If you want proximity to Chicago, I’d prefer Indianapolis or Columbus over St Louis.

No Tech shop in those cities though and we don’t know anyone in either of those cities.


Do not move to St Lou. If I were in tech and honestly didn’t have a lot of money to blow on a house, Fremont would be on my radar. Yes, may have to commute some but you can get a detached SFH with a decent sized lot. Will run you probably now in the 700k range but if you had bought when I was first on here you could have gotten something in the 600s easily.

Ok. Finally got the redfin search working (i swear-it wasn’t doing boundaries right last time I tried). Piedmont is out of our price range.

We need $350-450/sq ft and schools able to handle high-achieving kids (tests ranging 85-98th %ile).

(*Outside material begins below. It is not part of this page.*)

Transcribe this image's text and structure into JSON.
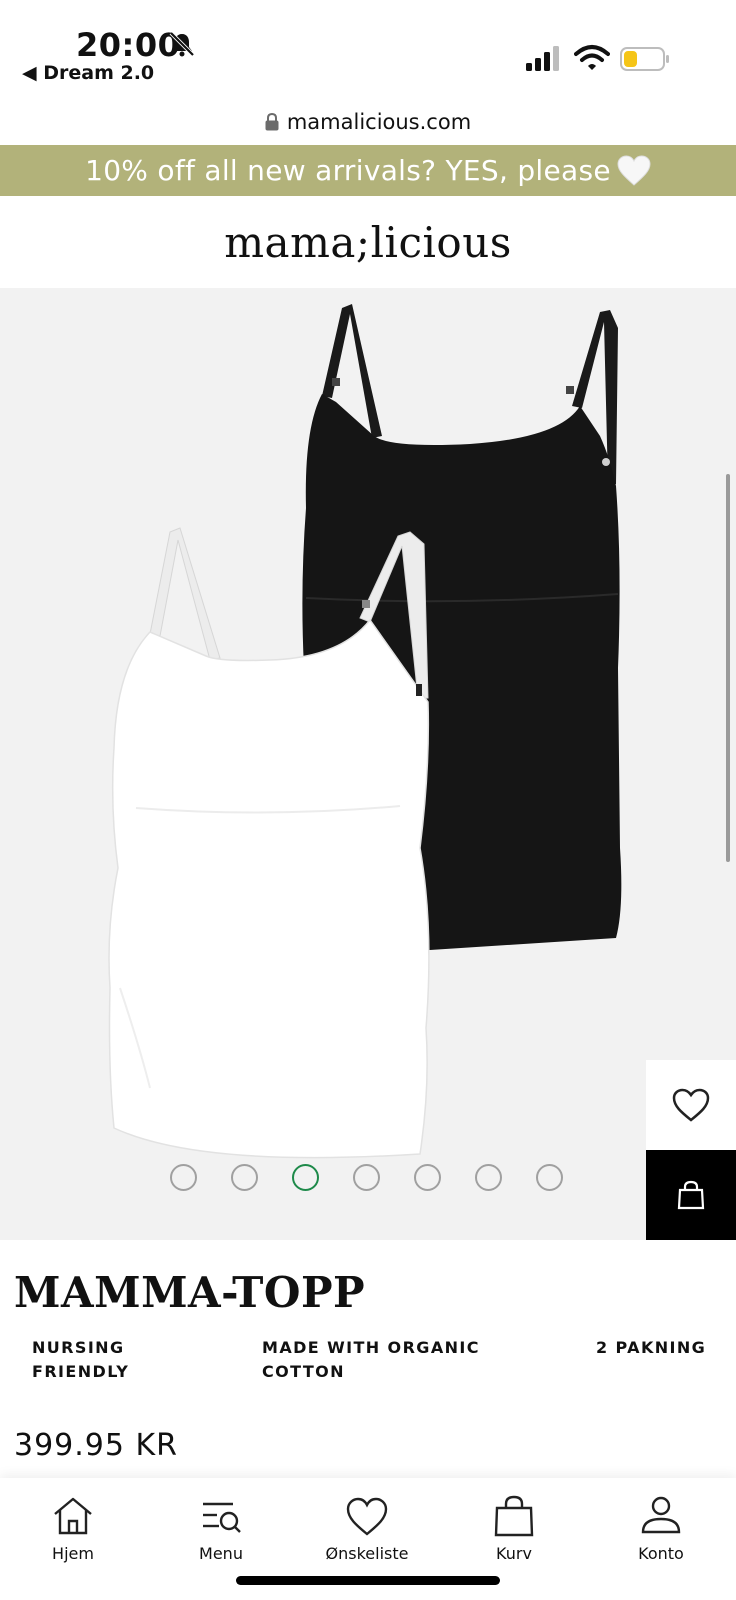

Or we need to be able to commute to Redwood City [without it being super draining–ie Pleasanton with kids every day ain’t going to be pleasant]